The ‘best interests’ duty

The Commission observes that it has become evident that funds do not always act in the best interests of their members, and that it would appear that this reflects not only trustee misconduct but a lack of clarity around what is expected of trustees under the ‘best interests’ duty in legislation.

Accordingly, it recommends that the Government pursue a clearer articulation of what it means for a trustee to act in members’ best interests, noting that the definition should reflect the twin principles that a trustee should act in a manner consistent with what an informed member might reasonably expect, and this must be manifest in member outcomes. In clarifying the definition, the Commission suggests that the Government should decide whether to pursue legislative change, greater regulatory guidance, and/or proactive testing of the law by regulators, and that it should be informed by the outcomes of the Royal Commission.

Further recommendations in relation to conflicts management

The Commission asserts that stronger disclosure is needed to “shine a light” on conflicts of interest.

To this end, it recommends that:

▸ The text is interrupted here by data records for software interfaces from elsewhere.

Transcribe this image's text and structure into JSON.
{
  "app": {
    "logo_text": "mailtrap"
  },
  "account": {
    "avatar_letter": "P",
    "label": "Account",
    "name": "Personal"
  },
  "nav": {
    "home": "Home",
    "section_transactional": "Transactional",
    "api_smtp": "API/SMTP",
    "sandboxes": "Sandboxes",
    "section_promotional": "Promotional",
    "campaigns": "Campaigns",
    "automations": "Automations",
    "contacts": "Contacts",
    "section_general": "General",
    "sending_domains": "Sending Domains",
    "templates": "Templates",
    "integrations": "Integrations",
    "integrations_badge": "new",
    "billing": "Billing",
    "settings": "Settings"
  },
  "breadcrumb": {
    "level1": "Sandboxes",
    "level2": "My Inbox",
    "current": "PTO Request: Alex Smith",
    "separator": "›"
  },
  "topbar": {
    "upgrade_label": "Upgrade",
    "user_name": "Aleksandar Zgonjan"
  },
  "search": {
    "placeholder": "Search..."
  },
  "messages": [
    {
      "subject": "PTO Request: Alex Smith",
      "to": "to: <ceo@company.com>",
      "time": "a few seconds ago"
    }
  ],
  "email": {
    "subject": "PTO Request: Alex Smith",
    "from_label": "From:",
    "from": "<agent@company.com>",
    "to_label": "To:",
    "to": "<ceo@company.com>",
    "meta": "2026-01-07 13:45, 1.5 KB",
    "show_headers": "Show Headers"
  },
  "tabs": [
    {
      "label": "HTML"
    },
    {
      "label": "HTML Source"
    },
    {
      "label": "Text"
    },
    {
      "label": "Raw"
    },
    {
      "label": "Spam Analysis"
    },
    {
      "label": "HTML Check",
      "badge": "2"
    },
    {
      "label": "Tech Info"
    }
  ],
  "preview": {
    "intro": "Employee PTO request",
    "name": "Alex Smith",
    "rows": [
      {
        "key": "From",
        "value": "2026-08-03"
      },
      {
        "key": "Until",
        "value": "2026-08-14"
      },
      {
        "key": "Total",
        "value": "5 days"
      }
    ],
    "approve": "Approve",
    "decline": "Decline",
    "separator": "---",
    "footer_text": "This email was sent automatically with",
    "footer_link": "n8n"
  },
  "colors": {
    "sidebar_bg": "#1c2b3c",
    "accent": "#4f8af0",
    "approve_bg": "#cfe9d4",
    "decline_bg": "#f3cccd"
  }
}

  • APRA should require funds to conduct formal due diligence of their outsourcing arrangements at least every three years, with a copy of the assessment to be provided to APRA. Funds should also publicly disclose to current and prospective members the proportion of their costs paid to related-party service providers; and
  • APRA should require trustees to include in all material service contracts a clause that obliges the service provider not to do or take any action that adversely affects members’ interests. The report comments that good trustees should already be doing this (along with monitoring contract performance).

Disclosure of merger activity

The Commission argues that evidence of unrealised economies of scale, persistent underperformance and a large number of small funds – all imposing costs on members – raises the question of why more funds have not merged. Self-interest of board members is cited as one impediment to mergers – and it is noted that the Royal Commission has revealed clear evidence that board composition decisions have scuppered some merger discussions.

Accordingly, the Commission recommends that trustees on both sides of a merger attempt should be required to disclose all attempts that reach the memorandum of understanding stage to APRA, as well as the reasons why a merger did not proceed and the assessment of members’ best interests that informed the decision.

During the consultation process, given the ongoing issues identified in relation to underperforming funds, the AICD did not oppose the introduction of such a requirement. We consider that it would be beneficial for such a requirement to be subject to an interim review – after at most two years – to ensure it is operating as intended.

Other key recommendations

Other significant recommendations (all of which would materially impact the sector) include:

  • that a ‘best in show’ list of 10 super funds (to be decided by an independent expert panel) be presented to all members new to the workforce or who do not have a superannuation account from which they can choose a product. If implemented, this recommendation would, in effect, remove employer and union influence over default funds;

Next steps

In terms of political reaction, the Government has said it will await the Royal Commission report prior to responding, while the Opposition has welcomed the focus on member benefit and interests in the final report but responded negatively to some of the more contentious recommendations, including the ‘best in show’ concept.

Putting aside the political battles that will need to be fought, it is critical that governance in the sector improves. The AICD will continue to support measures which would strengthen requirements related to governance practices, and encourage trustee boards to proactively consider and address fund governance issues.

We will keep members updated.